● Instructions for the task:
Each entry that follows should be retyped in full and exactly.

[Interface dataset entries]
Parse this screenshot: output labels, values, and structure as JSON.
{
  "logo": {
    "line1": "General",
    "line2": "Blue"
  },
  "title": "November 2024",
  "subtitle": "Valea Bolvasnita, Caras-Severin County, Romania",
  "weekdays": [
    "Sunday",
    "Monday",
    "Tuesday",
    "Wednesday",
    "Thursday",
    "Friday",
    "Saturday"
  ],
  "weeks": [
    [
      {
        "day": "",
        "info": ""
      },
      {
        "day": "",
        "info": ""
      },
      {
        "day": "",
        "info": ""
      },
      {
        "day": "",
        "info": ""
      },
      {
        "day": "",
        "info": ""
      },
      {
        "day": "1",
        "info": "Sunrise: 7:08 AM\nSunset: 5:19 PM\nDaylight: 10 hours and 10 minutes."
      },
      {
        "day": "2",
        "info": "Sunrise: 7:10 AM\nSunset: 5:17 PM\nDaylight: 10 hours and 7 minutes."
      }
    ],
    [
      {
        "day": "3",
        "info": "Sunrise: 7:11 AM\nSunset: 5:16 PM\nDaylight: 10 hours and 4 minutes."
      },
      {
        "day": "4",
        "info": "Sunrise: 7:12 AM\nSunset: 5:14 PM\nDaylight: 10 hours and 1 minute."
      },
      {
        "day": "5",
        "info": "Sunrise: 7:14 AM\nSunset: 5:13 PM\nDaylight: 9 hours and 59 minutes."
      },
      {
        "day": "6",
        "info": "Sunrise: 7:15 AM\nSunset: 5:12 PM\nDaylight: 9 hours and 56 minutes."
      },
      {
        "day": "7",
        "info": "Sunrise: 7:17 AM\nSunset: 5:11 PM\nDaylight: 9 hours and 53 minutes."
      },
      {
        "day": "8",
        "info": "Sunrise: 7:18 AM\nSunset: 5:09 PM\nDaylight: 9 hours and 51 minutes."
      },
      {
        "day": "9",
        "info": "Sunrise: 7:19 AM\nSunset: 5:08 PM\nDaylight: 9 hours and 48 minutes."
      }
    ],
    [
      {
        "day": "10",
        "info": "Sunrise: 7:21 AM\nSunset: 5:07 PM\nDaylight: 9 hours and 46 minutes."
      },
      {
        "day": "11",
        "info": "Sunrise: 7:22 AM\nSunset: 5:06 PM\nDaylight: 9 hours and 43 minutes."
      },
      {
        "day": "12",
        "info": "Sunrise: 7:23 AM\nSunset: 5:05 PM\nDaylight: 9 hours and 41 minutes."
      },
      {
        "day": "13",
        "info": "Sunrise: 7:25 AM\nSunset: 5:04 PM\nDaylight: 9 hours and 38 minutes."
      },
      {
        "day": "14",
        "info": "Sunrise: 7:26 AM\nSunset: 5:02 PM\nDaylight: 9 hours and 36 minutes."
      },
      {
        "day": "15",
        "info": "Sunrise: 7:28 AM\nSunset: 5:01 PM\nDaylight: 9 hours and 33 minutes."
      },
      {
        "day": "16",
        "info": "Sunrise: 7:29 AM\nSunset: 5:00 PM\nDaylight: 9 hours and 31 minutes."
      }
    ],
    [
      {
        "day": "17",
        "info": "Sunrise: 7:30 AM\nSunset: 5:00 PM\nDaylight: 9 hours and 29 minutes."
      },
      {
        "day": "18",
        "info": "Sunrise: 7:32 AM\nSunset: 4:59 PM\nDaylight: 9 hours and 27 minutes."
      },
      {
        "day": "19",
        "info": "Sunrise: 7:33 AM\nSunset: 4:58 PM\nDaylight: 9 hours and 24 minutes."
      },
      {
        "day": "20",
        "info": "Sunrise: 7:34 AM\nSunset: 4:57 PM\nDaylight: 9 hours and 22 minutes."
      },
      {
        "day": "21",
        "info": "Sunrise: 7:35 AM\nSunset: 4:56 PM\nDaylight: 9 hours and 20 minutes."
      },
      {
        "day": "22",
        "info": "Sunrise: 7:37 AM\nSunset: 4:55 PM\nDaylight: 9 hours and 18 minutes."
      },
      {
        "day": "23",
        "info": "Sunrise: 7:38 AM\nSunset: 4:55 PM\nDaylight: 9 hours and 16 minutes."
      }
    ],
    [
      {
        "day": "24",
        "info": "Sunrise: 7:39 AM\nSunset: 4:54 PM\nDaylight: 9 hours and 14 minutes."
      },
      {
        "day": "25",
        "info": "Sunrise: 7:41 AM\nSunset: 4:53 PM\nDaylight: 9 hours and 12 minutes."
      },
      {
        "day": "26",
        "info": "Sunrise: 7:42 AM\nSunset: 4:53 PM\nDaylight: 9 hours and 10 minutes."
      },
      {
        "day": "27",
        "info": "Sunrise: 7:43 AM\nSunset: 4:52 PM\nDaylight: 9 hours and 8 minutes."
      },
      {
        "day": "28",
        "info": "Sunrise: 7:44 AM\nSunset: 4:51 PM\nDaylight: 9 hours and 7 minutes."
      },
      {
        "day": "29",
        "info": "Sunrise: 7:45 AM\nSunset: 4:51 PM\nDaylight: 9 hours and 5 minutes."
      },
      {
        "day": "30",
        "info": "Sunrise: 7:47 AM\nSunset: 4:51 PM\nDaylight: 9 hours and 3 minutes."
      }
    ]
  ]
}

● Result for this task:
Parse this screenshot: output labels, values, and structure as JSON.
{
  "logo": {
    "line1": "General",
    "line2": "Blue"
  },
  "title": "November 2024",
  "subtitle": "Valea Bolvasnita, Caras-Severin County, Romania",
  "weekdays": [
    "Sunday",
    "Monday",
    "Tuesday",
    "Wednesday",
    "Thursday",
    "Friday",
    "Saturday"
  ],
  "weeks": [
    [
      {
        "day": "",
        "info": ""
      },
      {
        "day": "",
        "info": ""
      },
      {
        "day": "",
        "info": ""
      },
      {
        "day": "",
        "info": ""
      },
      {
        "day": "",
        "info": ""
      },
      {
        "day": "1",
        "info": "Sunrise: 7:08 AM\nSunset: 5:19 PM\nDaylight: 10 hours and 10 minutes."
      },
      {
        "day": "2",
        "info": "Sunrise: 7:10 AM\nSunset: 5:17 PM\nDaylight: 10 hours and 7 minutes."
      }
    ],
    [
      {
        "day": "3",
        "info": "Sunrise: 7:11 AM\nSunset: 5:16 PM\nDaylight: 10 hours and 4 minutes."
      },
      {
        "day": "4",
        "info": "Sunrise: 7:12 AM\nSunset: 5:14 PM\nDaylight: 10 hours and 1 minute."
      },
      {
        "day": "5",
        "info": "Sunrise: 7:14 AM\nSunset: 5:13 PM\nDaylight: 9 hours and 59 minutes."
      },
      {
        "day": "6",
        "info": "Sunrise: 7:15 AM\nSunset: 5:12 PM\nDaylight: 9 hours and 56 minutes."
      },
      {
        "day": "7",
        "info": "Sunrise: 7:17 AM\nSunset: 5:11 PM\nDaylight: 9 hours and 53 minutes."
      },
      {
        "day": "8",
        "info": "Sunrise: 7:18 AM\nSunset: 5:09 PM\nDaylight: 9 hours and 51 minutes."
      },
      {
        "day": "9",
        "info": "Sunrise: 7:19 AM\nSunset: 5:08 PM\nDaylight: 9 hours and 48 minutes."
      }
    ],
    [
      {
        "day": "10",
        "info": "Sunrise: 7:21 AM\nSunset: 5:07 PM\nDaylight: 9 hours and 46 minutes."
      },
      {
        "day": "11",
        "info": "Sunrise: 7:22 AM\nSunset: 5:06 PM\nDaylight: 9 hours and 43 minutes."
      },
      {
        "day": "12",
        "info": "Sunrise: 7:23 AM\nSunset: 5:05 PM\nDaylight: 9 hours and 41 minutes."
      },
      {
        "day": "13",
        "info": "Sunrise: 7:25 AM\nSunset: 5:04 PM\nDaylight: 9 hours and 38 minutes."
      },
      {
        "day": "14",
        "info": "Sunrise: 7:26 AM\nSunset: 5:02 PM\nDaylight: 9 hours and 36 minutes."
      },
      {
        "day": "15",
        "info": "Sunrise: 7:28 AM\nSunset: 5:01 PM\nDaylight: 9 hours and 33 minutes."
      },
      {
        "day": "16",
        "info": "Sunrise: 7:29 AM\nSunset: 5:00 PM\nDaylight: 9 hours and 31 minutes."
      }
    ],
    [
      {
        "day": "17",
        "info": "Sunrise: 7:30 AM\nSunset: 5:00 PM\nDaylight: 9 hours and 29 minutes."
      },
      {
        "day": "18",
        "info": "Sunrise: 7:32 AM\nSunset: 4:59 PM\nDaylight: 9 hours and 27 minutes."
      },
      {
        "day": "19",
        "info": "Sunrise: 7:33 AM\nSunset: 4:58 PM\nDaylight: 9 hours and 24 minutes."
      },
      {
        "day": "20",
        "info": "Sunrise: 7:34 AM\nSunset: 4:57 PM\nDaylight: 9 hours and 22 minutes."
      },
      {
        "day": "21",
        "info": "Sunrise: 7:35 AM\nSunset: 4:56 PM\nDaylight: 9 hours and 20 minutes."
      },
      {
        "day": "22",
        "info": "Sunrise: 7:37 AM\nSunset: 4:55 PM\nDaylight: 9 hours and 18 minutes."
      },
      {
        "day": "23",
        "info": "Sunrise: 7:38 AM\nSunset: 4:55 PM\nDaylight: 9 hours and 16 minutes."
      }
    ],
    [
      {
        "day": "24",
        "info": "Sunrise: 7:39 AM\nSunset: 4:54 PM\nDaylight: 9 hours and 14 minutes."
      },
      {
        "day": "25",
        "info": "Sunrise: 7:41 AM\nSunset: 4:53 PM\nDaylight: 9 hours and 12 minutes."
      },
      {
        "day": "26",
        "info": "Sunrise: 7:42 AM\nSunset: 4:53 PM\nDaylight: 9 hours and 10 minutes."
      },
      {
        "day": "27",
        "info": "Sunrise: 7:43 AM\nSunset: 4:52 PM\nDaylight: 9 hours and 8 minutes."
      },
      {
        "day": "28",
        "info": "Sunrise: 7:44 AM\nSunset: 4:51 PM\nDaylight: 9 hours and 7 minutes."
      },
      {
        "day": "29",
        "info": "Sunrise: 7:45 AM\nSunset: 4:51 PM\nDaylight: 9 hours and 5 minutes."
      },
      {
        "day": "30",
        "info": "Sunrise: 7:47 AM\nSunset: 4:51 PM\nDaylight: 9 hours and 3 minutes."
      }
    ]
  ]
}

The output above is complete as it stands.